---------- Dataset extract ----------
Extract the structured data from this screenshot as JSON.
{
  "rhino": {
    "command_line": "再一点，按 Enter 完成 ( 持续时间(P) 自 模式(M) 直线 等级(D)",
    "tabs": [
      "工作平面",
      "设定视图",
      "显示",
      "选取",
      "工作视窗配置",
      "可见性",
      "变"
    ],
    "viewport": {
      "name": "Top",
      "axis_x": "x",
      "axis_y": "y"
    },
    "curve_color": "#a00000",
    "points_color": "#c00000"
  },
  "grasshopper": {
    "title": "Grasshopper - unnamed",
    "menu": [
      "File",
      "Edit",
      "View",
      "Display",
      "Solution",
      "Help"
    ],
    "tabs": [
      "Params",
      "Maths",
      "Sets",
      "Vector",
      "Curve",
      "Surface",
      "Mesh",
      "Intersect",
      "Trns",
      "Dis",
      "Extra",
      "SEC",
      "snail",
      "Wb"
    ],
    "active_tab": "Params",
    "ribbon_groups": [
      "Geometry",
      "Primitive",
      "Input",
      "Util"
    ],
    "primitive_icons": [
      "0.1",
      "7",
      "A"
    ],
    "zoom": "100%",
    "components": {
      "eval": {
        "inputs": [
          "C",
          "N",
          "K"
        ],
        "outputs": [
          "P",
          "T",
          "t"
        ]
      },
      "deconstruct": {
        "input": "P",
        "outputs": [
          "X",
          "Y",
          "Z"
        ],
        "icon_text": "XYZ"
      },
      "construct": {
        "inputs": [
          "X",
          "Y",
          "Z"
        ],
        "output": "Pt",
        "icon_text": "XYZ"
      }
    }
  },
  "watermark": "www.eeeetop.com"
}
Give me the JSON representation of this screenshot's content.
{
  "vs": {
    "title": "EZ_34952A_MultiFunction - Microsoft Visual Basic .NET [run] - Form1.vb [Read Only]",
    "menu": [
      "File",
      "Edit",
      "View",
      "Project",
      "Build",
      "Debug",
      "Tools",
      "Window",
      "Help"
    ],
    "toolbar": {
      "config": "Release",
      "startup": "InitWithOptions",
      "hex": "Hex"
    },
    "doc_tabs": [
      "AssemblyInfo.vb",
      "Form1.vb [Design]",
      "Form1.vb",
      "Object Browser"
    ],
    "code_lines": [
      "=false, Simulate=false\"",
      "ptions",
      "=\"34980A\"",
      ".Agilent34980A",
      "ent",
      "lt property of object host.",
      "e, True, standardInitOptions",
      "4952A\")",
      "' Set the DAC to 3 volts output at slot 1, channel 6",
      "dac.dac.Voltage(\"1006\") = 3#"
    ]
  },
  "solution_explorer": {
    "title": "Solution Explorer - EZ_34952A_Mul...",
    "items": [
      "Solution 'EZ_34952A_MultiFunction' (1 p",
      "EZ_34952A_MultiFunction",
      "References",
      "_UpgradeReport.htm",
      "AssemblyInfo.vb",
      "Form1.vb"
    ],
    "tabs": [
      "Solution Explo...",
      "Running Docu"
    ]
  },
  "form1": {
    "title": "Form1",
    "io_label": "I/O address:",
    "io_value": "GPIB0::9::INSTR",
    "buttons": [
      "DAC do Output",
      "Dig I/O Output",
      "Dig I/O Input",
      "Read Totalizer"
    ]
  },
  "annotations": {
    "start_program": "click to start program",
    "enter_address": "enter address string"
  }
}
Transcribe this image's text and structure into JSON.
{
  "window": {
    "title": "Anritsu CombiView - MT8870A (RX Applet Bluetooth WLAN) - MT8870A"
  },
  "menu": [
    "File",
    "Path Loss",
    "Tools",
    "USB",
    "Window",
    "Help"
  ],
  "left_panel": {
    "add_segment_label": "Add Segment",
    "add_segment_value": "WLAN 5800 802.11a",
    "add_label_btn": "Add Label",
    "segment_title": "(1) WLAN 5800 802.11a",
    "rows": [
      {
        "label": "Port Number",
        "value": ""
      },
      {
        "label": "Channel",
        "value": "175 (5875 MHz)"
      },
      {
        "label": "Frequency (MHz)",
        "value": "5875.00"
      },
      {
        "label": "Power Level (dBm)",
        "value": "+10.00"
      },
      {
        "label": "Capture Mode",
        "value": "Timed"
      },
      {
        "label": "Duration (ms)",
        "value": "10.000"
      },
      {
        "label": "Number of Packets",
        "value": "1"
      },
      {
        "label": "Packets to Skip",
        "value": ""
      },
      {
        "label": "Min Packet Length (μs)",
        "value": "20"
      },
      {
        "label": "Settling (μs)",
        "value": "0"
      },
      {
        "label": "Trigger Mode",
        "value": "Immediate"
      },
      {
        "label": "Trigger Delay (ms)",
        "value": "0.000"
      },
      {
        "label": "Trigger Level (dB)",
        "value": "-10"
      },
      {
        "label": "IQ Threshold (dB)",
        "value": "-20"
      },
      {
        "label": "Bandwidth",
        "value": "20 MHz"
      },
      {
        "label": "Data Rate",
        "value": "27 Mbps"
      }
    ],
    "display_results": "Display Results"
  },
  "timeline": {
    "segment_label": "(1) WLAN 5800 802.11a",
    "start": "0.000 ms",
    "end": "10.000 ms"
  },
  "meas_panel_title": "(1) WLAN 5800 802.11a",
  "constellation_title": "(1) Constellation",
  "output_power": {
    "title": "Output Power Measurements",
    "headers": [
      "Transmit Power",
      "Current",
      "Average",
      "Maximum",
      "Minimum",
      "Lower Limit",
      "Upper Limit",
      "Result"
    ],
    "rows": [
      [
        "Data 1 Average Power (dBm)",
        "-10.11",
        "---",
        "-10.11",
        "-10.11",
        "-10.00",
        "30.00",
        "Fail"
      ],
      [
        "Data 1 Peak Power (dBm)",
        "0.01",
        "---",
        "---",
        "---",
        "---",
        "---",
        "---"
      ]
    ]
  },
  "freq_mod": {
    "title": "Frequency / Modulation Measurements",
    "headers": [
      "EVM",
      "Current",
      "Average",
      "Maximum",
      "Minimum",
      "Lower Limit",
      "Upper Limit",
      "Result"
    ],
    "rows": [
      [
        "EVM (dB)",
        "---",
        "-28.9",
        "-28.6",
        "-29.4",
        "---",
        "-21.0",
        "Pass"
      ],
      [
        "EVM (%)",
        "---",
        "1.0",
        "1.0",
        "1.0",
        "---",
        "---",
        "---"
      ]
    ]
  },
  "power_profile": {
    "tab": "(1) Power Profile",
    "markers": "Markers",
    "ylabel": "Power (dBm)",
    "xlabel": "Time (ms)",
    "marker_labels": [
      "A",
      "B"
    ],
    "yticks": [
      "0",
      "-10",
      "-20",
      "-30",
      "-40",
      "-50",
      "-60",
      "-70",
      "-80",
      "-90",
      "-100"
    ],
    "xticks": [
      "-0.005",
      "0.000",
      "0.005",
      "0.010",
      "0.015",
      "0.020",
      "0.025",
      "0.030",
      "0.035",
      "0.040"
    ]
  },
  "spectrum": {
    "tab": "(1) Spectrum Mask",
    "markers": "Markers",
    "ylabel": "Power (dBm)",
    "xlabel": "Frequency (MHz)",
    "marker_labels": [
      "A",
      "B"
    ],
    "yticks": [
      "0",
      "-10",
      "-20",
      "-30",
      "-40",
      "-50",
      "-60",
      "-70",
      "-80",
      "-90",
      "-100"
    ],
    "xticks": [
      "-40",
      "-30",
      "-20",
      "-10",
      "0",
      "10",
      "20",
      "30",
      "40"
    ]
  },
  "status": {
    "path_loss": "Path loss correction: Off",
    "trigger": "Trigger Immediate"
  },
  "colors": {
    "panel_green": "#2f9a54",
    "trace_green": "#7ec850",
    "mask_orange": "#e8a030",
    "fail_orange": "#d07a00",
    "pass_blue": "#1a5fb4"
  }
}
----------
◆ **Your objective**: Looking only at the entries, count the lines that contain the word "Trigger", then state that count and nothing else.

◆ **Result for this task**: 4